“Too many elders in Massachusetts have been struggling to afford the prescription drugs they need to stay healthy and out of more expensive care,” says Deborah Banda, state director of AARP Massachusetts, which represents more than 800,000 members age 50 and older in the Bay State. “One of the most significant aspects of the new health care law for people in Medicare is the elimination of the Medicare prescription drug coverage gap – the dreaded doughnut hole – over the next ten years, with immediate relief coming soon.”
This year, Medicare beneficiaries who fall into the Part D coverage gap will automatically receive $250 toward drug costs; the first checks are scheduled to go out in mid June. Starting in 2011, beneficiaries will receive a 50 percent discount on all brand name and biologic drugs, and a seven percent discount on generics.
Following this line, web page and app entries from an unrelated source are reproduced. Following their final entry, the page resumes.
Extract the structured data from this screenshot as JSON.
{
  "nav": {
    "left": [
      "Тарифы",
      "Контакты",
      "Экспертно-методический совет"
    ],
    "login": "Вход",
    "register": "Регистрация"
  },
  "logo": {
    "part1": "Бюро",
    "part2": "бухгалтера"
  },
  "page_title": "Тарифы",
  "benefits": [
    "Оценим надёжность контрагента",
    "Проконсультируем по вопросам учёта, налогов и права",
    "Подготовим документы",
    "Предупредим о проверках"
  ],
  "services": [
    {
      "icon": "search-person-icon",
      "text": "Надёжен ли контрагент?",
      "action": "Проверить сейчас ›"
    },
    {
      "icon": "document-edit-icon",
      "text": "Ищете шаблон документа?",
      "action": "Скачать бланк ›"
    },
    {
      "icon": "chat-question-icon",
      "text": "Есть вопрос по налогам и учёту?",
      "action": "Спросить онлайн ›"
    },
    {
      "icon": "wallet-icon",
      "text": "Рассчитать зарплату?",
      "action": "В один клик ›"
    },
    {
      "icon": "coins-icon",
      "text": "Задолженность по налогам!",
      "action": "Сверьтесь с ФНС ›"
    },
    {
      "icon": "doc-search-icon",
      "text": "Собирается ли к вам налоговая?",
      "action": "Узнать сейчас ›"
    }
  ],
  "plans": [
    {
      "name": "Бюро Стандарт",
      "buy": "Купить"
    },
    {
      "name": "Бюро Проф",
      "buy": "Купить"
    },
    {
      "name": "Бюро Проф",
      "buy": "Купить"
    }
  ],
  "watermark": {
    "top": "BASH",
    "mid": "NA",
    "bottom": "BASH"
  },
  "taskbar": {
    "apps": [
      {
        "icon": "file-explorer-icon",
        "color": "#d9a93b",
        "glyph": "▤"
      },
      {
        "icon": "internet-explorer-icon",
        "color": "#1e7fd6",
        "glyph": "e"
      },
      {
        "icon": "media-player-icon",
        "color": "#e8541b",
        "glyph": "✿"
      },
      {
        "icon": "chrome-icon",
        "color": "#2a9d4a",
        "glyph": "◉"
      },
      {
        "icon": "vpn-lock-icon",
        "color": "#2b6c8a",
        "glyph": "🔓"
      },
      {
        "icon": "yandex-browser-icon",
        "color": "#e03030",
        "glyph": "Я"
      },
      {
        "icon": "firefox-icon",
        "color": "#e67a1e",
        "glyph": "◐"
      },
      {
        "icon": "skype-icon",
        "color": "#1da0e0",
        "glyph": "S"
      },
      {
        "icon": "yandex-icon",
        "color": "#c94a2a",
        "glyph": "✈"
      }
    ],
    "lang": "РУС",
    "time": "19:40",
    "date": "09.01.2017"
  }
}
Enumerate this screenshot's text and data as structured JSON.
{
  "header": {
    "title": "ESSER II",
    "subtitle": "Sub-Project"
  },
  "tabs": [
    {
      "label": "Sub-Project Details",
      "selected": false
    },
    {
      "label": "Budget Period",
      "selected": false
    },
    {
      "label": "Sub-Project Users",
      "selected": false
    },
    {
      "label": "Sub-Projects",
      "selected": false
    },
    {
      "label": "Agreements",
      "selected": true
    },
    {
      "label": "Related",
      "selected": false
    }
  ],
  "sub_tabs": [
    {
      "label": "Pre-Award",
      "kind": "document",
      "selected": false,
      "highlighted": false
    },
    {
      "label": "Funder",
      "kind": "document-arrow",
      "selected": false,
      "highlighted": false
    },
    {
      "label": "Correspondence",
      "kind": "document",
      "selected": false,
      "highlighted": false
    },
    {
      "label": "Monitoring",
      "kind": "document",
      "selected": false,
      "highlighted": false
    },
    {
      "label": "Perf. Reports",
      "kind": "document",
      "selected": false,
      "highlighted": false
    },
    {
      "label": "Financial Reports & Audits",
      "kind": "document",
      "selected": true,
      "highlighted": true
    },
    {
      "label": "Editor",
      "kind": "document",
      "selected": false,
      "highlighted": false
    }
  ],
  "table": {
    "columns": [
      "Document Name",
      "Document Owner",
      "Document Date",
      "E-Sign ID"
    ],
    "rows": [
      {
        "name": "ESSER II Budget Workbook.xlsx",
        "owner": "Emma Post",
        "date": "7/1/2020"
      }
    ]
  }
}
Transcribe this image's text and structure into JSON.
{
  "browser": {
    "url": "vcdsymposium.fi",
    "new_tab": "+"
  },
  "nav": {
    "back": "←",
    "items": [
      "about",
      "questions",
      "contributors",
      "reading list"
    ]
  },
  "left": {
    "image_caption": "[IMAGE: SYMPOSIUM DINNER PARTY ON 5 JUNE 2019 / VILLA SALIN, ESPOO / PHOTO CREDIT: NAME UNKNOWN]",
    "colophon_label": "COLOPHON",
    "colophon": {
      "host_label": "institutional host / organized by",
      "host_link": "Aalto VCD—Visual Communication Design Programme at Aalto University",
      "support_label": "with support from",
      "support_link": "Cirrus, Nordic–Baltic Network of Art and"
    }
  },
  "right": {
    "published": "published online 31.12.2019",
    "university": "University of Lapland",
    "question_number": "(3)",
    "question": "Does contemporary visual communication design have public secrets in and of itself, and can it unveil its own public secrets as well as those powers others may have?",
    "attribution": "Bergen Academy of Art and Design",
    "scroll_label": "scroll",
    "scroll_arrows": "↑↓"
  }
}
Over 10 years, more discounts will be applied for both brand and generic drugs until the coverage gap completely closes in 2020.
“It is important to note that some provisions of the health care law happen this year, while others will phase in over time,” explains Banda. “By knowing what’s in the new law and when changes occur, you can make the best decisions for yourself and your family.”
For example, beginning in 2011, individuals in traditional Medicare will get an annual physical and many preventative services – such as mammograms and other screenings for cancer and diabetes – at no cost. Those in Medicare Advantage should check with their plans to find out if these services will be free.
Private Medicare Advantage plans will also see administrative changes. Currently, Medicare pays more for people enrolled in Medicare Advantage than for those in traditional Medicare. These overpayments will gradually be phased out and replaced with a system that rewards plans for meeting quality standards related to care and customer service. Further, starting in 2014, Medicare Advantage plans must spend at least 85 percent of the money they take in from premiums on medical care, and they will no longer be able to charge higher copayments than traditional Medicare for certain services.
“Over the last few years, Medicare beneficiaries have seen their premiums skyrocket,” says Banda. “We will monitor closely how the administrative changes to Medicare Advantage impact the plans to see if some raise premiums, drop extra benefits like routine vision care and health club memberships, or even leave Medicare.”
Other aspects of the new health care reform law specific to people in Medicare include:
- Starting this year, for retirees between the ages of 55 and 64 who receive health coverage through a former employer, new federal funds will encourage employers to continue offering the benefit.
- In the next ten years, people with higher-incomes will likely be required to pay higher Medicare Part B premiums, and for the first time, for Part D premiums. This is because the current income levels on which the premiums are based – $85,000 for a single person or $170,000 for married couples – will be frozen until 2020.
- The law makes no change to Medigap supplemental insurance; individuals are not required to buy a private Medigap policy.
- According to official estimates, the cost savings from the new health care law should keep Medicare financially stable for nearly a decade longer than if no law had been passed.
To learn more – or ask questions – visit AARP’s web page devoted to providing information about the health care reform law: www.aarp.org/getthefacts. To receive a free informational brochure, “How the New Health Care Law Benefits You (D19272),” call AARP Massachusetts toll free at 1-866-448-3621.